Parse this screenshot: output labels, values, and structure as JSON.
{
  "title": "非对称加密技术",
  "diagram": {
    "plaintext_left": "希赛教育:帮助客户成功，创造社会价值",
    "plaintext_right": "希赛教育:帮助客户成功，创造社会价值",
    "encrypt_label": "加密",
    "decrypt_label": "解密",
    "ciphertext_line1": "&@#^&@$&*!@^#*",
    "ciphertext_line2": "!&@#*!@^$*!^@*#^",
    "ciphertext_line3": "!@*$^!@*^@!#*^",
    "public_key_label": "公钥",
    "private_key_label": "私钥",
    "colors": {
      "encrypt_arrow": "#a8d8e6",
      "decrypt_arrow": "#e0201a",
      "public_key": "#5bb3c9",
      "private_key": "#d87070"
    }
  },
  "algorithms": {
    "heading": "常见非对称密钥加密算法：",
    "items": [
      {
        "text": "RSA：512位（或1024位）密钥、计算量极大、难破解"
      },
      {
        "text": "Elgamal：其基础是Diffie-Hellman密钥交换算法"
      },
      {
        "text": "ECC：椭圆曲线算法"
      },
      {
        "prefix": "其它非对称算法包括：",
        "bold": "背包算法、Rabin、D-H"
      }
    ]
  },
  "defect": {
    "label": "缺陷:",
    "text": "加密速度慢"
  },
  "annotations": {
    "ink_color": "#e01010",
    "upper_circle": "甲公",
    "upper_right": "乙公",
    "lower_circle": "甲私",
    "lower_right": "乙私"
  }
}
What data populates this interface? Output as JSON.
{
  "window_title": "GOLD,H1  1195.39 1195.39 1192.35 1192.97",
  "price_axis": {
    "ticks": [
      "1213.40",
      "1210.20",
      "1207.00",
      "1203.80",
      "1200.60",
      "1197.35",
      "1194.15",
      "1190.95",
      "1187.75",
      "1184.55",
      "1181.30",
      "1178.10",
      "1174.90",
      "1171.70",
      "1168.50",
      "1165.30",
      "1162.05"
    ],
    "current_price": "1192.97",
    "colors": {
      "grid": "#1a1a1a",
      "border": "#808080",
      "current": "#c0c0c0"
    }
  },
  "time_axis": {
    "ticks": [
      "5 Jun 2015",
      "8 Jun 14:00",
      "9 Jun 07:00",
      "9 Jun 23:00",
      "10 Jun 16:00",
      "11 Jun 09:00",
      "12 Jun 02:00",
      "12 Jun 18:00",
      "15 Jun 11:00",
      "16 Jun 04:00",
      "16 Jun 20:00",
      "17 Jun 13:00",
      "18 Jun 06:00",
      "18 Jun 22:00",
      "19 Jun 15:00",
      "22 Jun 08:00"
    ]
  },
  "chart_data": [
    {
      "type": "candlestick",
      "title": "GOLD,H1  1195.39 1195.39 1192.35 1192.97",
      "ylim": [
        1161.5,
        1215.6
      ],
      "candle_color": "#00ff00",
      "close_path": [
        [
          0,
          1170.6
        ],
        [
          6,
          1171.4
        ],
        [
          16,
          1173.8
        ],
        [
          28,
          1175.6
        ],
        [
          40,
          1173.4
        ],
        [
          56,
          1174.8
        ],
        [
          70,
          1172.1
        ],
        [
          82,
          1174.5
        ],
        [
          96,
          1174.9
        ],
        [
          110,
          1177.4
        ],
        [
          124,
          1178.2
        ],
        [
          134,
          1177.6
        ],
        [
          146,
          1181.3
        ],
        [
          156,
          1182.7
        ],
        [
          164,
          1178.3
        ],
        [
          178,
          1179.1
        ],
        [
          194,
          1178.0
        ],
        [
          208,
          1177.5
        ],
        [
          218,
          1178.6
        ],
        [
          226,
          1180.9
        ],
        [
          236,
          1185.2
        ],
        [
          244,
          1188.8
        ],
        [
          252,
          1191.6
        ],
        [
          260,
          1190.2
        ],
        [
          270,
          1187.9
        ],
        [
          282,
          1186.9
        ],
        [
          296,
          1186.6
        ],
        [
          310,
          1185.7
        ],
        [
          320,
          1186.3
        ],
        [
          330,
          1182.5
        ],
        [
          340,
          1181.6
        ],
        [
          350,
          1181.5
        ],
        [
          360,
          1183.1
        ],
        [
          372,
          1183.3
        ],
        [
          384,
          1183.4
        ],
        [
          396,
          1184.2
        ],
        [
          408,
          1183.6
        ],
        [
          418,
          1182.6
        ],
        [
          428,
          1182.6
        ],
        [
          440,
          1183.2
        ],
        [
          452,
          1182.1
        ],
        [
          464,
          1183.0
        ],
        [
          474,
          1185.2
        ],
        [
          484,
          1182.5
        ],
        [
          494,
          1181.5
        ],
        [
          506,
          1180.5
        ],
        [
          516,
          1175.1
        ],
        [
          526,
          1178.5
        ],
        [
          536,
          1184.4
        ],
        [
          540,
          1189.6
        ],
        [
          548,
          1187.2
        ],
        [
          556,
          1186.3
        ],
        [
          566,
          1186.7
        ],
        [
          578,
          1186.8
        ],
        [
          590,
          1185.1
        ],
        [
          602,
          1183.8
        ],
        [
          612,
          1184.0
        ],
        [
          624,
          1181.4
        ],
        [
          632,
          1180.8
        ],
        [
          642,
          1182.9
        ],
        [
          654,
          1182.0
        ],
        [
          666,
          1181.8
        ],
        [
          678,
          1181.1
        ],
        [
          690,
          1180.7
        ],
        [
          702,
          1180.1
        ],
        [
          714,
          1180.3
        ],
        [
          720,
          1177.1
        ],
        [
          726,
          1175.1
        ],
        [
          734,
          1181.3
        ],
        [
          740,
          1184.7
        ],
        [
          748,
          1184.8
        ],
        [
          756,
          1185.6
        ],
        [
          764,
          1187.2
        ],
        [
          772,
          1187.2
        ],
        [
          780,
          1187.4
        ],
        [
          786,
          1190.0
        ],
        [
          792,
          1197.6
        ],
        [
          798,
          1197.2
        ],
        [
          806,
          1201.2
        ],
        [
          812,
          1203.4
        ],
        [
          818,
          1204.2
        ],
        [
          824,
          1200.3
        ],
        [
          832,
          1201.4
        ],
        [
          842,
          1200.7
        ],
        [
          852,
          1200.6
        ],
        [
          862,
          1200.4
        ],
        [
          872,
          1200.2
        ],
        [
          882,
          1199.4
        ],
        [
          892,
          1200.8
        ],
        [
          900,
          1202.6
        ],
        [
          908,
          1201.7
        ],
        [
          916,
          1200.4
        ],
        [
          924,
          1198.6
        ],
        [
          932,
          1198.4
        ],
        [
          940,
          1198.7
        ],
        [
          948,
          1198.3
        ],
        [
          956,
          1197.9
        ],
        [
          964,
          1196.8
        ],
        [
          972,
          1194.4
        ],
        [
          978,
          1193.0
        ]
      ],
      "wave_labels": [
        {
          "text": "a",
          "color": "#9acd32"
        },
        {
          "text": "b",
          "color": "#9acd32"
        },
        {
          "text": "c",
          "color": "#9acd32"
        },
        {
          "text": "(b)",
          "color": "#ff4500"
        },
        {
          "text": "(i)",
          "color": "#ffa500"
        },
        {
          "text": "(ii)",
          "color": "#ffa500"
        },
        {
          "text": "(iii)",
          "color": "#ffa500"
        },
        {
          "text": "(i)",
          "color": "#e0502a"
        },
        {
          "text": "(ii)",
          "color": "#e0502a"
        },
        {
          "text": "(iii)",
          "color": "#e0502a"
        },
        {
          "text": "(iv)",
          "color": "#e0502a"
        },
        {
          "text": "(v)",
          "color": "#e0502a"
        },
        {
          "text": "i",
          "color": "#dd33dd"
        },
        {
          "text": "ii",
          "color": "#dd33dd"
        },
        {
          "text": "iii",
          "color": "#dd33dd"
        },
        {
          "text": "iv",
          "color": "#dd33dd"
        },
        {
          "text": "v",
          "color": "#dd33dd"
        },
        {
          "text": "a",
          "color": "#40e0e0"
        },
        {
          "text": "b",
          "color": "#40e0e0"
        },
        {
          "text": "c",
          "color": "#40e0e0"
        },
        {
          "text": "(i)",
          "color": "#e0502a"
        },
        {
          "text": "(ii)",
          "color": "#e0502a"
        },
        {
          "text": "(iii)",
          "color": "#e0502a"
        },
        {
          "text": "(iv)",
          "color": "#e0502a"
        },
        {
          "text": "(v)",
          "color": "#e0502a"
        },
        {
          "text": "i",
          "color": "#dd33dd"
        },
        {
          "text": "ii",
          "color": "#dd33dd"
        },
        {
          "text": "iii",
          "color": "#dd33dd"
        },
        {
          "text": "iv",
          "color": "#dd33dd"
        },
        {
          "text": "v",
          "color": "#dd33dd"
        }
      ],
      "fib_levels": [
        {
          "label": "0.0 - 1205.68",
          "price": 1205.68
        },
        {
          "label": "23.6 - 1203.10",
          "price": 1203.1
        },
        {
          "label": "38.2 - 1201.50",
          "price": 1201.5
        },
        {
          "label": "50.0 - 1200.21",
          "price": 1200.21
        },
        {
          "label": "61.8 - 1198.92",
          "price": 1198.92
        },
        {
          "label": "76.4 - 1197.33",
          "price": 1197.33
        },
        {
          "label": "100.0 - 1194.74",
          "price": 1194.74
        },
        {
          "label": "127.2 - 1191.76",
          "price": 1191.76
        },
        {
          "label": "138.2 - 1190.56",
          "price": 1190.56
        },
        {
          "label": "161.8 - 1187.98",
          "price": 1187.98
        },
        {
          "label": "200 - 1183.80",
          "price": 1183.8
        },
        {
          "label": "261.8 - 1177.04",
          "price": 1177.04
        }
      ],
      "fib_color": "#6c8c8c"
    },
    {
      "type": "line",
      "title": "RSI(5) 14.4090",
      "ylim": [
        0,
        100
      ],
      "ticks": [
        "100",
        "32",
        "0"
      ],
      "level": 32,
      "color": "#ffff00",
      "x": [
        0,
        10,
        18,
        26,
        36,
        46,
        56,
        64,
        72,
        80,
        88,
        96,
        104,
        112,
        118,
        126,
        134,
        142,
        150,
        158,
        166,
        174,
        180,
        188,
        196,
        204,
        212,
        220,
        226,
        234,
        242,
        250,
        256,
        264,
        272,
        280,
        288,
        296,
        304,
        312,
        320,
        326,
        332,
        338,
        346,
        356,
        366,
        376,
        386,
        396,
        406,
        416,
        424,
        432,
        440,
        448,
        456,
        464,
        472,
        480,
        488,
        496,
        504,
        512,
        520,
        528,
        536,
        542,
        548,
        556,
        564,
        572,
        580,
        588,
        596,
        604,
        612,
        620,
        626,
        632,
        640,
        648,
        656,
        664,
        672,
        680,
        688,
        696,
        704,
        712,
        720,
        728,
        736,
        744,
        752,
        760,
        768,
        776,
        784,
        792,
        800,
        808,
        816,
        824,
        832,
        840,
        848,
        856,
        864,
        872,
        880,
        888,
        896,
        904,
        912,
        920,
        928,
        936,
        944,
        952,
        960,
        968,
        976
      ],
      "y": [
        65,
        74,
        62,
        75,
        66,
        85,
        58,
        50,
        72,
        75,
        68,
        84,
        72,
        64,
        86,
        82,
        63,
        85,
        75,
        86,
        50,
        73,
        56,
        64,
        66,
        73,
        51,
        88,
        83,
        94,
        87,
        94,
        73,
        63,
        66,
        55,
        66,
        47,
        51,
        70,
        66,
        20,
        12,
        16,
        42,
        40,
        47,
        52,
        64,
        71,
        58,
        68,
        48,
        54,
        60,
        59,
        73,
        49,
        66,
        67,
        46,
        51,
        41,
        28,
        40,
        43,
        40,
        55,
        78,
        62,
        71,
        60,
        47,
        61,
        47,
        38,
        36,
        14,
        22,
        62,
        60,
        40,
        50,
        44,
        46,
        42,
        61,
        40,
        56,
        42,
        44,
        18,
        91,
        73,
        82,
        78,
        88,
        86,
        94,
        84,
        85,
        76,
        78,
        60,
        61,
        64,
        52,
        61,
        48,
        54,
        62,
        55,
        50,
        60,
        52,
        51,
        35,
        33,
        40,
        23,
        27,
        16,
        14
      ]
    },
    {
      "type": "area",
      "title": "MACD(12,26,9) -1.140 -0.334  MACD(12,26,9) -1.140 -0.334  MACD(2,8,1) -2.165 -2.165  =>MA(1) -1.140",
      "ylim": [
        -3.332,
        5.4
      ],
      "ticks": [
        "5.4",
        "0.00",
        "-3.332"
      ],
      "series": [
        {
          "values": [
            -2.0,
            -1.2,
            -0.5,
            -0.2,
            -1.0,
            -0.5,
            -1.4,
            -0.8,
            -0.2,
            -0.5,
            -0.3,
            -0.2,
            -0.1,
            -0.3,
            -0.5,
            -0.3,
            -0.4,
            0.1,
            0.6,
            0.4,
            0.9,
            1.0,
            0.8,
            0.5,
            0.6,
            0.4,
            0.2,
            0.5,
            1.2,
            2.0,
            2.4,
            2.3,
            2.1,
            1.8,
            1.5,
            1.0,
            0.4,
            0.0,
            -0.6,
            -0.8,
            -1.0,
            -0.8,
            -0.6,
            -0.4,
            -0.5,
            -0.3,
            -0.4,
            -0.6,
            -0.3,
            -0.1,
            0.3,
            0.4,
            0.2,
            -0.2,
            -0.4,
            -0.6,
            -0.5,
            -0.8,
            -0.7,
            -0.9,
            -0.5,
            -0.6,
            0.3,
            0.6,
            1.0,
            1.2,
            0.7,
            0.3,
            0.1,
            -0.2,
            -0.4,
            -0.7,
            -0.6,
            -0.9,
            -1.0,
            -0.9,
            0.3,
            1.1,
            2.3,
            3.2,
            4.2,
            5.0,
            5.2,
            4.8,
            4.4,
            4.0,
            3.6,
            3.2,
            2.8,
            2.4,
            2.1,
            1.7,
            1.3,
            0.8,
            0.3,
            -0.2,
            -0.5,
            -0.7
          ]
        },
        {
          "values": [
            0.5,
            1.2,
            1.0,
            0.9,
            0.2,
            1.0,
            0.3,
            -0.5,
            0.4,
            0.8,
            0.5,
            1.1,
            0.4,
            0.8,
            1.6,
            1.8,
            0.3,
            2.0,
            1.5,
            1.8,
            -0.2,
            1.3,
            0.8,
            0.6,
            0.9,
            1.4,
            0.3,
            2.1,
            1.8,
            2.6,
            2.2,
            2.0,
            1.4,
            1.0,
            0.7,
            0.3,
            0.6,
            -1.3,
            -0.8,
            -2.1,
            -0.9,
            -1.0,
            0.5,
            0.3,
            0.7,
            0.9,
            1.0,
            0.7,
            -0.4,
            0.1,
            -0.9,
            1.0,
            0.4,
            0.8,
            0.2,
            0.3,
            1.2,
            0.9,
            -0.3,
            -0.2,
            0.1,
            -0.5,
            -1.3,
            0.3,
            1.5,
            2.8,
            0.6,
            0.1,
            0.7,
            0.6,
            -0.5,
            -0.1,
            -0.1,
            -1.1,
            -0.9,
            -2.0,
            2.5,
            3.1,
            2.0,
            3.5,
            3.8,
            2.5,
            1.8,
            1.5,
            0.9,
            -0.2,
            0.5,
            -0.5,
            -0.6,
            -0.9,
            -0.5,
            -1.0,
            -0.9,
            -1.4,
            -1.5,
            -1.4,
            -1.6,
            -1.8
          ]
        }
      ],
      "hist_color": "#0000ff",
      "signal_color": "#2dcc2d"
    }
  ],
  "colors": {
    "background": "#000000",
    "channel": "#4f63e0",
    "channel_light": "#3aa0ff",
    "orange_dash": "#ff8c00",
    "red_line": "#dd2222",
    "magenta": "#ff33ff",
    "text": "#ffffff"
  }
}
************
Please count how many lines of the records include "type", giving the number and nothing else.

3